How old should you be to purchase tobacco?
Some legislative leaders in the United States apparently think 18 is too young.
On Friday, Hawaii's governor signed a bill raising the minimum age to buy tobacco to 21. The law takes effect next year.
Four states — Alabama, Alaska, New Jersey, and Utah — have raised the minimum age to buy tobacco to 19, while some local municipalities have raised it to 21.
And, earlier this month, the California State Senate overwhelmingly voted to increase the age at which a person can buy tobacco products from 18 to 21. The bill still needs Assembly approval and the governor’s signature.
The goal is to further limit access to tobacco products to young smokers. The move is backed by several health groups, including the American Cancer Society and the California Medical Association.
Dr. Jack Jacoub, an oncologist and director of thoracic oncology at the Memorial Care Cancer Institute at Orange Coast Memorial Medical Center in Fountain Valley, California, says with decades of data available, it’s clear the age increase is a sound move to prevent people from starting lifelong habits.
“It’s still a risk factor for a host of different cancers, not just lung cancer,” he said. “If you separate the legal aspect of it, it makes the most sense to raise the minimum age to 21.”
A Measure Aimed at Delaying the Start
A study by the Institute of Medicine (IOM) published in March found that increasing the minimum legal age to 21 would likely prevent or delay when people would begin smoking, specifically children aged 15 to 17.
About 90 percent of smokers now start before 19 years old, so the argument is the 21-year minimum would reduce teens’ access to tobacco because it’s unlikely they would be in the same social circle as people old enough to purchase tobacco.
The U.S. Food and Drug Administration (FDA) doesn’t have the authority to raise the legal smoking age to 21, so it’s an issue that must be dealt with at the state level. The federal government, however, does have a law that withholds federal highway funds to states that don’t have their minimum drinking age at 21.
The town of Needham, Massachusetts, raised its smoking age to 21 in 2005. Over the next decade, teenage rates of smoking dropped from 13 to 7 percent, according to the Education Development Center, which conducted the study.
In California, smoking has been banned in enclosed workspaces since 1995, and smoking in a vehicle with a minor has been illegal since 2008. This was done to prevent exposure to secondhand smoke, but the new proposed law would affect young smokers directly.
“The group where smokers usually start is the highest impact group,” Jacoub said. “I don’t know of anyone who would be against it.”
A handful of trade groups, such as the Cigar Association of America and the California Retailers Association, oppose the change on the grounds that Americans are considered adults under the eyes of the law, so that’s also when they should have the right to make their own decisions.
Personal choice is the crux of the argument the tobacco industry uses when opposing stricter legislation.
This new legislation has lit up an ongoing debate over when a person is considered a legal adult and what that entails.
When Are Americans Adults?
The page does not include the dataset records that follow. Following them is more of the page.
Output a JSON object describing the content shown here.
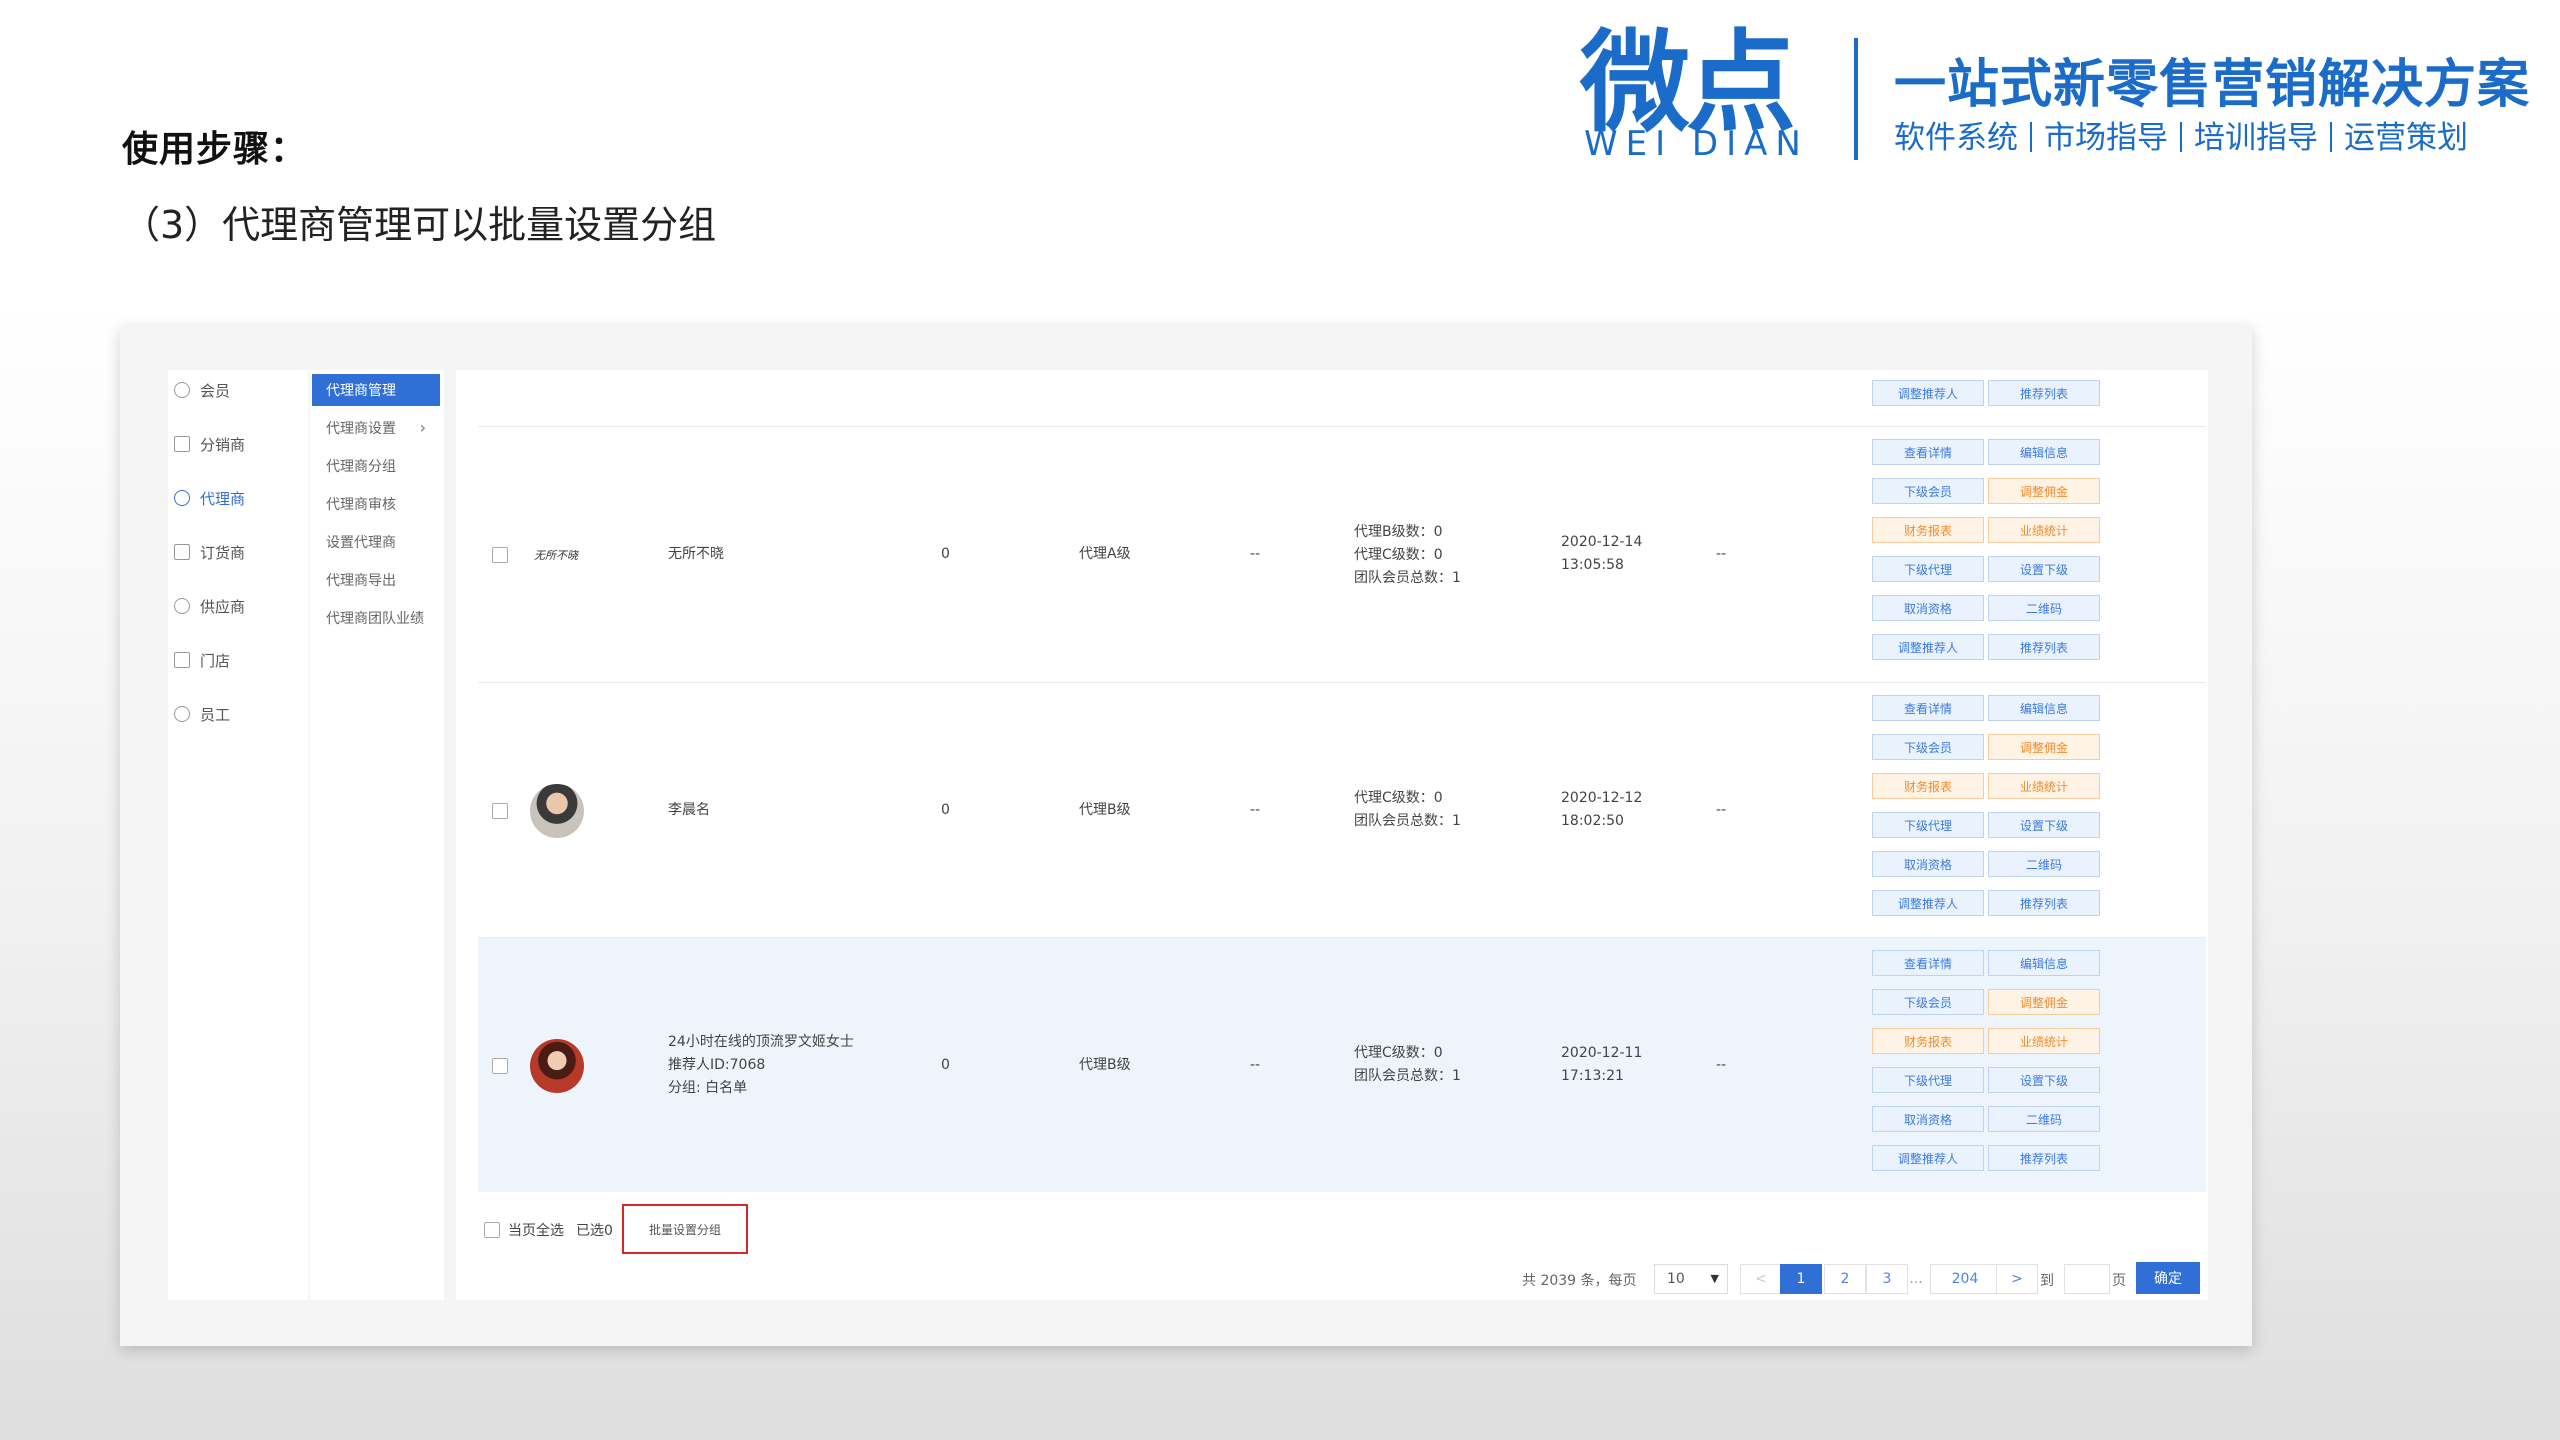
{
  "slide": {
    "steps_label": "使用步骤：",
    "subtitle": "（3）代理商管理可以批量设置分组"
  },
  "brand": {
    "logo_cn": "微点",
    "logo_en": "WEI DIAN",
    "tagline": "一站式新零售营销解决方案",
    "tagline_items": [
      "软件系统",
      "市场指导",
      "培训指导",
      "运营策划"
    ],
    "color": "#1a6cc8"
  },
  "sidebar": {
    "items": [
      {
        "label": "会员",
        "icon": "user-icon"
      },
      {
        "label": "分销商",
        "icon": "distributor-icon"
      },
      {
        "label": "代理商",
        "icon": "agent-icon",
        "active": true
      },
      {
        "label": "订货商",
        "icon": "order-icon"
      },
      {
        "label": "供应商",
        "icon": "supplier-icon"
      },
      {
        "label": "门店",
        "icon": "store-icon"
      },
      {
        "label": "员工",
        "icon": "staff-icon"
      }
    ]
  },
  "submenu": {
    "items": [
      {
        "label": "代理商管理",
        "active": true
      },
      {
        "label": "代理商设置",
        "has_children": true
      },
      {
        "label": "代理商分组"
      },
      {
        "label": "代理商审核"
      },
      {
        "label": "设置代理商"
      },
      {
        "label": "代理商导出"
      },
      {
        "label": "代理商团队业绩"
      }
    ]
  },
  "actions": {
    "view_detail": "查看详情",
    "edit_info": "编辑信息",
    "sub_members": "下级会员",
    "adjust_commission": "调整佣金",
    "finance_report": "财务报表",
    "performance": "业绩统计",
    "sub_agents": "下级代理",
    "set_sub": "设置下级",
    "cancel_qualification": "取消资格",
    "qrcode": "二维码",
    "adjust_referrer": "调整推荐人",
    "referral_list": "推荐列表"
  },
  "rows": [
    {
      "avatar": "signature",
      "avatar_text": "无所不晓",
      "name_lines": [
        "无所不晓"
      ],
      "count": "0",
      "level": "代理A级",
      "dash1": "--",
      "stats": [
        "代理B级数：0",
        "代理C级数：0",
        "团队会员总数：1"
      ],
      "date": "2020-12-14",
      "time": "13:05:58",
      "dash2": "--"
    },
    {
      "avatar": "photo",
      "name_lines": [
        "李晨名"
      ],
      "count": "0",
      "level": "代理B级",
      "dash1": "--",
      "stats": [
        "代理C级数：0",
        "团队会员总数：1"
      ],
      "date": "2020-12-12",
      "time": "18:02:50",
      "dash2": "--"
    },
    {
      "avatar": "photo",
      "name_lines": [
        "24小时在线的顶流罗文姬女士",
        "推荐人ID:7068",
        "分组: 白名单"
      ],
      "count": "0",
      "level": "代理B级",
      "dash1": "--",
      "stats": [
        "代理C级数：0",
        "团队会员总数：1"
      ],
      "date": "2020-12-11",
      "time": "17:13:21",
      "dash2": "--"
    }
  ],
  "bulk": {
    "select_all": "当页全选",
    "selected": "已选0",
    "set_group_button": "批量设置分组",
    "highlight_color": "#d92727"
  },
  "pagination": {
    "total_text": "共 2039 条，每页",
    "page_size": "10",
    "prev": "<",
    "pages": [
      "1",
      "2",
      "3",
      "...",
      "204"
    ],
    "current": "1",
    "next": ">",
    "goto": "到",
    "unit": "页",
    "confirm": "确定"
  }
}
When the federal drinking age was pushed back from 18 to 21 in 1984, it was backed by health concerns, mainly the high rate at which minors were being killed in traffic accidents while under the influence.
Research shows the parts of the brain most responsible for decision-making, impulse control, sensation seeking, and susceptibility to peer pressure are still developing and changing between the ages of 18 and 21. The IOM study notes, “Adolescent brains are uniquely vulnerable to the effects of nicotine.”
Jamie Miller, a political consultant and e-cigarette lobbyist from Florida, likened the California legislation to the change in voting age in 1971 when young men were being drafted to serve in Vietnam.
The thought was that men and women old enough to serve in the armed forces should be able to vote for the people who decide to go to war.
“We’re looking at the unintended consequences of passing laws under public pressure at the moment. I personally believe we, as a society, made a mistake when we changed the Constitution to allow those who are 18 to vote just so we could draft those who are 18,” he said.
Saying he believes the fewer people who have access to addictive substances the better, Miller also says there needs to be some kind of uniformity to when young people are considered adults.
“If the age to drink and smoke is 21, we should change the draft and voting age to 21 as well,” he said. “In other words, full, legal adulthood would be 21.”